While trends are important, markets are also forward-looking and frequently incorporate upcoming shifts or changes into securities prices before the actual change has been proven. This ability of markets to ignore the present may be one of the key reasons for the forceful rally in equity markets since vaccine research has been fast-tracked and treatments have been identified, raising expectations that the economy can get back on track in short order. There is also burgeoning support for another round of federal assistance that may be targeted at the state and local level which could help mitigate the potential for permanent job losses across a wide swathe of the economy.

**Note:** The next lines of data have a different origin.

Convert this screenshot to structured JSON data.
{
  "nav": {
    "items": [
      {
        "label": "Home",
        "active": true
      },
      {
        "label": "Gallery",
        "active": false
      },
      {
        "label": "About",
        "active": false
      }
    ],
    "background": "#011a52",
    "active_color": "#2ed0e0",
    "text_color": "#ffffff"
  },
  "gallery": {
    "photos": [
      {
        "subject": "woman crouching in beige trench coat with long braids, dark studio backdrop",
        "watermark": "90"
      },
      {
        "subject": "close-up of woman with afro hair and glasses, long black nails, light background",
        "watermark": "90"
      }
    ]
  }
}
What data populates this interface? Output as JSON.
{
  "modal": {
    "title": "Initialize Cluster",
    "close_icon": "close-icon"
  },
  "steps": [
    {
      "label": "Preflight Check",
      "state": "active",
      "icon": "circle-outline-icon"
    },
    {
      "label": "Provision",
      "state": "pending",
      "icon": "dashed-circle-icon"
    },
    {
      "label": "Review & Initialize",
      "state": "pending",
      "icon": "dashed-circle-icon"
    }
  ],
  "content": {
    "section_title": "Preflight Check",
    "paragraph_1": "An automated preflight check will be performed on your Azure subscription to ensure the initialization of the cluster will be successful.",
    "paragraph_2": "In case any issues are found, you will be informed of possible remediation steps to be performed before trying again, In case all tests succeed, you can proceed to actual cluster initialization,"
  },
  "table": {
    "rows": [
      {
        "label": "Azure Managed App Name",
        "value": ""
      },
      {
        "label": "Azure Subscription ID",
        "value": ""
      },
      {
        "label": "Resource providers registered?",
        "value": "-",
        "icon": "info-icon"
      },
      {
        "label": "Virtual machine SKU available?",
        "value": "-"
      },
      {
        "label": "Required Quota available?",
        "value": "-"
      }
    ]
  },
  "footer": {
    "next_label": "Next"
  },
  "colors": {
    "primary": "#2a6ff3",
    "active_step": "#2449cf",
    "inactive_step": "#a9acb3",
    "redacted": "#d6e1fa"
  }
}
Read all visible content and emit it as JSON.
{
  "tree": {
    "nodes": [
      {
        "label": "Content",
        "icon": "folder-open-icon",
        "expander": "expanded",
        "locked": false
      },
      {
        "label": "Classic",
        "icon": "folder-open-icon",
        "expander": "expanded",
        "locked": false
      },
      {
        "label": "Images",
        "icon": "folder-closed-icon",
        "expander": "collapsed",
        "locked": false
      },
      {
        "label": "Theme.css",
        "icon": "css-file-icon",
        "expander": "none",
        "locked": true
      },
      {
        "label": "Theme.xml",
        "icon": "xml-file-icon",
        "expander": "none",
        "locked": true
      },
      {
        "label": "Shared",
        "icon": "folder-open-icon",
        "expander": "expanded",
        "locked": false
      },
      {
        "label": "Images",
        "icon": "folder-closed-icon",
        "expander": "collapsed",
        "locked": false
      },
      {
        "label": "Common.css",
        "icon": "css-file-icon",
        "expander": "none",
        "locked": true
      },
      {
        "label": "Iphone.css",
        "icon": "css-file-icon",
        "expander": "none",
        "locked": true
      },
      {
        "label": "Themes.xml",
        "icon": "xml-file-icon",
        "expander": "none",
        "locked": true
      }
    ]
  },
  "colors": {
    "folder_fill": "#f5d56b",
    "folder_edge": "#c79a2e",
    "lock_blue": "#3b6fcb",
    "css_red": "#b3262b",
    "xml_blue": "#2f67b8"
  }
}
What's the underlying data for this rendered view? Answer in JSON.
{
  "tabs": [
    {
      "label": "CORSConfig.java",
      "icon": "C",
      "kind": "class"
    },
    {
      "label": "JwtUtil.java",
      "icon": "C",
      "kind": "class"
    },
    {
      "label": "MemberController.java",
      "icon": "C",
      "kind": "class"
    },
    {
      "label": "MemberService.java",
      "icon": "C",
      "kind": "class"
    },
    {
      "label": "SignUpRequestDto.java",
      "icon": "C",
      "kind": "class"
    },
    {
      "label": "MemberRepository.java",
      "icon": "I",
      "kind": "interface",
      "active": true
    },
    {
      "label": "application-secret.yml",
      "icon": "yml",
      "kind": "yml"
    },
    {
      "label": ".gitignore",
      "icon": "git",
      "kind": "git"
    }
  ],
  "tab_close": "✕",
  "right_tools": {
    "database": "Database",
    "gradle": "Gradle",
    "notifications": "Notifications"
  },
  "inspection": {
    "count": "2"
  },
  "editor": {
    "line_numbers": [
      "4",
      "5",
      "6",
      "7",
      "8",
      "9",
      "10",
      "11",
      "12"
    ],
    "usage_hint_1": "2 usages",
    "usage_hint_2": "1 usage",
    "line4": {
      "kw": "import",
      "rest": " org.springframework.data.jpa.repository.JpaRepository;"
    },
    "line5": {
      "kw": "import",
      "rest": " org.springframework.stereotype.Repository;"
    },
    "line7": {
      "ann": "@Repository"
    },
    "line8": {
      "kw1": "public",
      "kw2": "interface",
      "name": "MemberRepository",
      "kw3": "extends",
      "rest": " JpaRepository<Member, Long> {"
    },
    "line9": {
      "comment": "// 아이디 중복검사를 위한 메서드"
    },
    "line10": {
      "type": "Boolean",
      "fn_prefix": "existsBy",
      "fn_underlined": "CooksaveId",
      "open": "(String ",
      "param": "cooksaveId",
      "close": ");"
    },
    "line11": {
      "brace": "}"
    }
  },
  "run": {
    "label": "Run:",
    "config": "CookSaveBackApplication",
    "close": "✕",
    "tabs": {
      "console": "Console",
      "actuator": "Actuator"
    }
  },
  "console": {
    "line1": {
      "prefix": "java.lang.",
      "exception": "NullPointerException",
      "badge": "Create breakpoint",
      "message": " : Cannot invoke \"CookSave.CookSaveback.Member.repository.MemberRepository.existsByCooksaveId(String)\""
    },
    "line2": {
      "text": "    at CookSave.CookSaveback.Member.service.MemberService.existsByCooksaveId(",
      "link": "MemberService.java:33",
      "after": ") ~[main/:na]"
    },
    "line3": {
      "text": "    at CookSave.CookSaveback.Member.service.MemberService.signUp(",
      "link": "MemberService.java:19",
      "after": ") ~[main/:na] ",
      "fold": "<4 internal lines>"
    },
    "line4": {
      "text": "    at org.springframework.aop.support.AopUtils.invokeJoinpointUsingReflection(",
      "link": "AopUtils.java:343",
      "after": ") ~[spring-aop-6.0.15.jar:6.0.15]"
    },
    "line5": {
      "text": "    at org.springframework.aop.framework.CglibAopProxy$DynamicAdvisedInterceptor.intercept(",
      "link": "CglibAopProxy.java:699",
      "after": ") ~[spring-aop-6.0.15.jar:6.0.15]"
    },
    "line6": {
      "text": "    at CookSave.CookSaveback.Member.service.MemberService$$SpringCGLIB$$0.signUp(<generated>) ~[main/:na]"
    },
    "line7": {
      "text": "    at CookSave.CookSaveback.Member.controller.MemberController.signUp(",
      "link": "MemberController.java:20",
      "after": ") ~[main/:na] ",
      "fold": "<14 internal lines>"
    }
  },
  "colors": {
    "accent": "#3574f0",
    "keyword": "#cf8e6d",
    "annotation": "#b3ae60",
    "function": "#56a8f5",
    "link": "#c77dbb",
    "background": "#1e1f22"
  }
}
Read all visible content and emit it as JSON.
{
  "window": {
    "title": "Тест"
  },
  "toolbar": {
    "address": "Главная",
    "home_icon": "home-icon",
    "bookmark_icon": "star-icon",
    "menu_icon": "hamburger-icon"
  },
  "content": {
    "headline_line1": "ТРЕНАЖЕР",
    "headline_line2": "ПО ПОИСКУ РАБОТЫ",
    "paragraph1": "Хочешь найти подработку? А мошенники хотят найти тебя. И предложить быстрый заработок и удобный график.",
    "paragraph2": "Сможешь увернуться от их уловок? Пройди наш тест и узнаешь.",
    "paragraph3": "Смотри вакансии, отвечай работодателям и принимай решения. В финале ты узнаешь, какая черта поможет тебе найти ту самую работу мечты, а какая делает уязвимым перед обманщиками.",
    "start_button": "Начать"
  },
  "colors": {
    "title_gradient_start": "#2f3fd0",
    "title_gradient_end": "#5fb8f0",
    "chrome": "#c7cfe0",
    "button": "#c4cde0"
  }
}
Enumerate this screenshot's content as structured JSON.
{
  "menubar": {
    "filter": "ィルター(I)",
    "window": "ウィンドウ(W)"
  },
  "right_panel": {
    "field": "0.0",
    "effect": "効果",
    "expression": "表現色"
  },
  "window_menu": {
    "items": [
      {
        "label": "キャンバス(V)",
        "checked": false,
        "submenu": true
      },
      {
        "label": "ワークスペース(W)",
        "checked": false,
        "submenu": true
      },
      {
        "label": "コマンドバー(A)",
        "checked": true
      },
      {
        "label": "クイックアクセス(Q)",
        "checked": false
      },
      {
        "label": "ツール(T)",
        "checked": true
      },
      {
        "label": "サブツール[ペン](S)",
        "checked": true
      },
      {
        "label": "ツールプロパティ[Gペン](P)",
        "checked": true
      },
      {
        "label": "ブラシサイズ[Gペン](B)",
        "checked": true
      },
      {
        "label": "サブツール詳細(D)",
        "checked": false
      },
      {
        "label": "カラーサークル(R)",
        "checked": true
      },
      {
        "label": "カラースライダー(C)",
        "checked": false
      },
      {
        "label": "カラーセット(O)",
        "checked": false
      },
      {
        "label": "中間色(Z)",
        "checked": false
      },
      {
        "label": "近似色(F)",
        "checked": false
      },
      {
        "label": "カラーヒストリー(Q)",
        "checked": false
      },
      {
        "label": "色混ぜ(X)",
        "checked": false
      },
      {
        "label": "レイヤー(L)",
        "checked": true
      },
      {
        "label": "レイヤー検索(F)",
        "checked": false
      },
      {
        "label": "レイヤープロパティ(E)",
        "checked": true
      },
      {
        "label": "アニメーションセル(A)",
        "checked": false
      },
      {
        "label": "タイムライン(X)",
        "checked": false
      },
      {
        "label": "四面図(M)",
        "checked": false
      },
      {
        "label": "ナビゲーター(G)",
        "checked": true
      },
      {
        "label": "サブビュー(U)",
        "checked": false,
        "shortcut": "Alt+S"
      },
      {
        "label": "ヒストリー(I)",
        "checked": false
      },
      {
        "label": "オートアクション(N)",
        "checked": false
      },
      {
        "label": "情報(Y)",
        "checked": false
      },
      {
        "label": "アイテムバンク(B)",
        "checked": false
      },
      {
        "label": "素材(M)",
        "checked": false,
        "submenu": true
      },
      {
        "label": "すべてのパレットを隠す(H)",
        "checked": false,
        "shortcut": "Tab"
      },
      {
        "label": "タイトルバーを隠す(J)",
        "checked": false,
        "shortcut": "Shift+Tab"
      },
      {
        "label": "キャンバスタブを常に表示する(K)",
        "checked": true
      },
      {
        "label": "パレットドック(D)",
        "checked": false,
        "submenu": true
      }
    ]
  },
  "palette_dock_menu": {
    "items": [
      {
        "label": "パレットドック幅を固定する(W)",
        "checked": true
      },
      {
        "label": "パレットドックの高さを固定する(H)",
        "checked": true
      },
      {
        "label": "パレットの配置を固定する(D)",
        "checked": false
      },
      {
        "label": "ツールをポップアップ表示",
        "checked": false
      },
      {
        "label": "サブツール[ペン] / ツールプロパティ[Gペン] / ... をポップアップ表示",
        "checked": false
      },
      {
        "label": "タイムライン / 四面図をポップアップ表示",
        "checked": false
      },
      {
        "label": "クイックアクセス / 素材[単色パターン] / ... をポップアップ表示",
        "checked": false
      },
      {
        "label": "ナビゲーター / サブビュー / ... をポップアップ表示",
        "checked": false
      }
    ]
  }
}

We are pleased the markets have been able to look through the difficulties but ever mindful of the risks that must be considered. Beyond the changes generated by the pandemic, other complexities such as inequality on several dimensions, climate change, geopolitical matters, mounting debt burdens, and challenging demographics must all be carefully weighed in making investment decisions. The looming election is also a concern of many, although we believe election outcomes matter little over the long run and volatility leading up to it can prove valuable for certain tactical changes. As for the bond market, we are resigned to the reality that markets will continue to be distorted by central bank activity and we believe “low for longer” has moved lower and gotten longer. Still, US markets remain fortunate that we are not yet experiencing negative yields…praise be!

The impressive equity rally has nearly brought market indices back to year-end levels and significant further gains could be challenged by post-pandemic earnings repercussions and on-going challenges from fighting off a pandemic without a cure. If markets prove to be in more of a sideways pattern, dividend income could prove even more impactful than normal, particularly with bond yields so low. The S&P 500 Index has a dividend yield of approximately 1.75% which is nearly three times the yield of a ten year Treasury. This differential is historic and shows no signs of reversing in the near term with the Fed committed to keeping short term rates low for the foreseeable future (and longer term rates perhaps via yield curve control). Remaining invested in the markets can prove difficult at times when the risks seem daunting and valuations not particularly cheap, but this dividend income is an important element to long term performance and is yet another reason to avoid market timing and focus on the long term plan.